David Cameron’s father left assets offshore in the tax haven of Jersey when he died more than four years ago, it was reported on Thursday night.
The move emerged after Channel 4 News obtained a “grant of probate” filed in Jersey which was attached to Ian Cameron’s English will. Lawyers said the document would only have been filed if his assets in Jersey were worth more than £10,000.
The stockbroker, who died of a stroke in 2010 at the age of 77, had helped to run a multi-million pound investment fund on the island until 2009. He left £2.7m in his will, of which his son received £300,000.
A spokesman for the Prime Minister said he knew nothing about the writing of the will and full inheritance tax was paid on his late father’s estate.

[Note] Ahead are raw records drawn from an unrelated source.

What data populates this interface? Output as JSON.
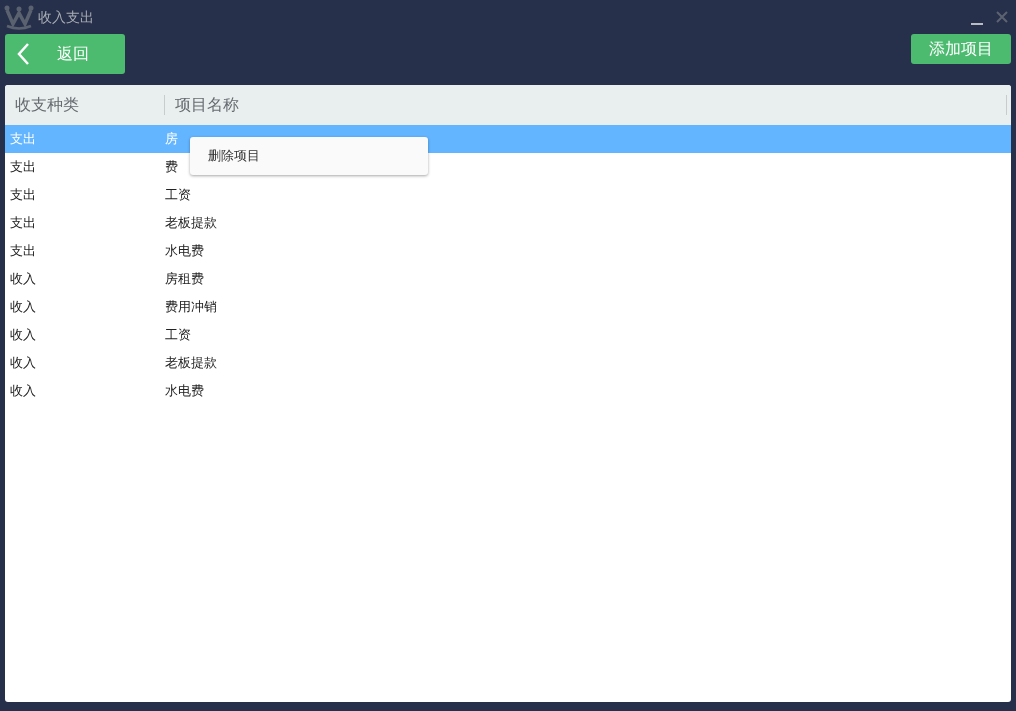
{
  "window": {
    "title": "收入支出"
  },
  "toolbar": {
    "back": "返回",
    "add": "添加项目"
  },
  "table": {
    "columns": [
      "收支种类",
      "项目名称"
    ],
    "rows": [
      {
        "type": "支出",
        "name": "房",
        "selected": true
      },
      {
        "type": "支出",
        "name": "费",
        "selected": false
      },
      {
        "type": "支出",
        "name": "工资",
        "selected": false
      },
      {
        "type": "支出",
        "name": "老板提款",
        "selected": false
      },
      {
        "type": "支出",
        "name": "水电费",
        "selected": false
      },
      {
        "type": "收入",
        "name": "房租费",
        "selected": false
      },
      {
        "type": "收入",
        "name": "费用冲销",
        "selected": false
      },
      {
        "type": "收入",
        "name": "工资",
        "selected": false
      },
      {
        "type": "收入",
        "name": "老板提款",
        "selected": false
      },
      {
        "type": "收入",
        "name": "水电费",
        "selected": false
      }
    ]
  },
  "context_menu": {
    "items": [
      "删除项目"
    ]
  }
}
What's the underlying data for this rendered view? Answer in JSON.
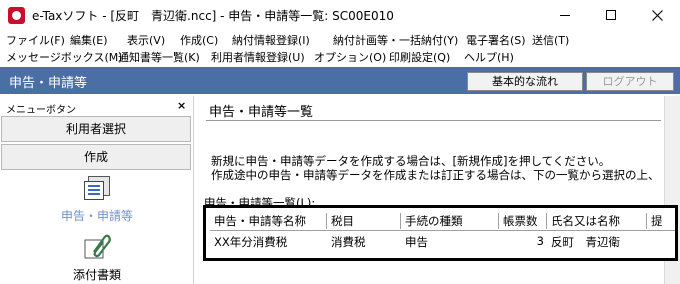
{
  "window": {
    "title": "e-Taxソフト - [反町　青辺衛.ncc] - 申告・申請等一覧: SC00E010"
  },
  "menubar": {
    "row1": [
      "ファイル(F)",
      "編集(E)",
      "表示(V)",
      "作成(C)",
      "納付情報登録(I)",
      "納付計画等・一括納付(Y)",
      "電子署名(S)",
      "送信(T)"
    ],
    "row2": [
      "メッセージボックス(M)",
      "通知書等一覧(K)",
      "利用者情報登録(U)",
      "オプション(O)",
      "印刷設定(Q)",
      "ヘルプ(H)"
    ]
  },
  "toolbar": {
    "section_title": "申告・申請等",
    "flow_button": "基本的な流れ",
    "logout_button": "ログアウト"
  },
  "sidebar": {
    "header": "メニューボタン",
    "close_glyph": "×",
    "user_select_button": "利用者選択",
    "create_button": "作成",
    "selected_item": "申告・申請等",
    "attach_item": "添付書類"
  },
  "main": {
    "title": "申告・申請等一覧",
    "desc1": "新規に申告・申請等データを作成する場合は、[新規作成]を押してください。",
    "desc2": "作成途中の申告・申請等データを作成または訂正する場合は、下の一覧から選択の上、",
    "list_label": "申告・申請等一覧(L):"
  },
  "table": {
    "columns": [
      "申告・申請等名称",
      "税目",
      "手続の種類",
      "帳票数",
      "氏名又は名称",
      "提"
    ],
    "rows": [
      [
        "XX年分消費税",
        "消費税",
        "申告",
        "3",
        "反町　青辺衛",
        ""
      ]
    ]
  },
  "colors": {
    "section_bar": "#4a6fa5",
    "selected_item_text": "#6f93cc",
    "highlight_frame": "#000000"
  },
  "icons": {
    "app": "etax-app-icon",
    "declaration": "document-stack-icon",
    "attachment": "paperclip-icon"
  }
}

The grant of probate was filed with Jersey’s Royal Court in March 2011, six months after Mr Cameron died. It names his widow Mary, his son Alex and his daughter Tania as executors.

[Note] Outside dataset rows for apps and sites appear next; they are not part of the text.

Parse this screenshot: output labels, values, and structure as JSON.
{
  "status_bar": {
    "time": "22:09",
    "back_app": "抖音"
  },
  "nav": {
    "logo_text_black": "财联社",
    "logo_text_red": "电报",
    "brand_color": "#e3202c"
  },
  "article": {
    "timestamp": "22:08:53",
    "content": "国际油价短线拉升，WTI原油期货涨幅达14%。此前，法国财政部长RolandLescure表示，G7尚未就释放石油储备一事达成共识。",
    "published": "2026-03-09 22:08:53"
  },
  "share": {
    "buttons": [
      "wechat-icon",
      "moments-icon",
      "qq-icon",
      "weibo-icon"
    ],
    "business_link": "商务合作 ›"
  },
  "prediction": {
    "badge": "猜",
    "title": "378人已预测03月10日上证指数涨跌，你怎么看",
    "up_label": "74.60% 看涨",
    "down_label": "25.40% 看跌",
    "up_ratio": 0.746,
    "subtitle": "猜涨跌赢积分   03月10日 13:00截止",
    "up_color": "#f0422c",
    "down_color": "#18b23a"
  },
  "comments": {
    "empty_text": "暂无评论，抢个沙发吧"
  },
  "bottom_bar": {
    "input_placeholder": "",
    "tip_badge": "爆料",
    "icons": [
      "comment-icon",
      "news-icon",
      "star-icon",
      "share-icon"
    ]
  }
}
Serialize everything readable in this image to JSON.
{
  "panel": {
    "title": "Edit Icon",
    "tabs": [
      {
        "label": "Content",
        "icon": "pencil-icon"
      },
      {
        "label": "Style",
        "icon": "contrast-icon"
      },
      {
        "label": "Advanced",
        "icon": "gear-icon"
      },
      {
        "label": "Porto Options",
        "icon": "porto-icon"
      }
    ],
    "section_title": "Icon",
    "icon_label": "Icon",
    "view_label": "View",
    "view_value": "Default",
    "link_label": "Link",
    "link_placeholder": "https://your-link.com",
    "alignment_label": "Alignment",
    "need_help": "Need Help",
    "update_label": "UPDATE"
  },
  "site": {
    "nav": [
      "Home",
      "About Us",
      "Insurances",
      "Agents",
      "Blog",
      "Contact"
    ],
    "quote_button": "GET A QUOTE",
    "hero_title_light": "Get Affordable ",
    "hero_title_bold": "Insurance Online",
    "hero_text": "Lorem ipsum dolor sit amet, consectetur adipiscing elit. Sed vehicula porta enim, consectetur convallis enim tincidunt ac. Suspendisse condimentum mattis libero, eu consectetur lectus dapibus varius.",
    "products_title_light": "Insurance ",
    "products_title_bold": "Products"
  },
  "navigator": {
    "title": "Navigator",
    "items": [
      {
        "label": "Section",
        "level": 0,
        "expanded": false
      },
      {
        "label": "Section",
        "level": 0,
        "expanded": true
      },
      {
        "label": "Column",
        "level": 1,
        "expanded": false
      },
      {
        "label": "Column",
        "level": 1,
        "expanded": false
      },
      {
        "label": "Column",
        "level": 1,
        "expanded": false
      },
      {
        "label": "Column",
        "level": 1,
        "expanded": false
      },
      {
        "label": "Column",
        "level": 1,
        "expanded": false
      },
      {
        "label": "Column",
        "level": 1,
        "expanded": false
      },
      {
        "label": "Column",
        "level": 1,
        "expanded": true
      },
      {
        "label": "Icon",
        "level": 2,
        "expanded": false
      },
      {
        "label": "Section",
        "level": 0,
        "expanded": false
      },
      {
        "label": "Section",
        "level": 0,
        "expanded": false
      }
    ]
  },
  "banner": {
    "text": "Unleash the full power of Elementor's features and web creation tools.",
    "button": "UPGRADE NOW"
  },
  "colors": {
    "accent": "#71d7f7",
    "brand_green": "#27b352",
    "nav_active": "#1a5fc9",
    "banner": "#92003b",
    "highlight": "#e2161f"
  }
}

Mark Renouf, a partner in the Jersey law firm Hanson Renouf Advocates, told Channel 4 News: “The only reason to have that document is because there are some assets situated in Jersey."
We can’t tell from the documentation, which is very normal, how much those assets were worth, except to say that there is no point in doing this if they were valued at less than £10,000, because you don’t need to have a grant of probate under that value.
Mr Renouf said the structure of the will meant any Jersey assets would go to Mary Cameron. There is no suggestion of any illegality or wrongdoing by Ian Cameron or his family.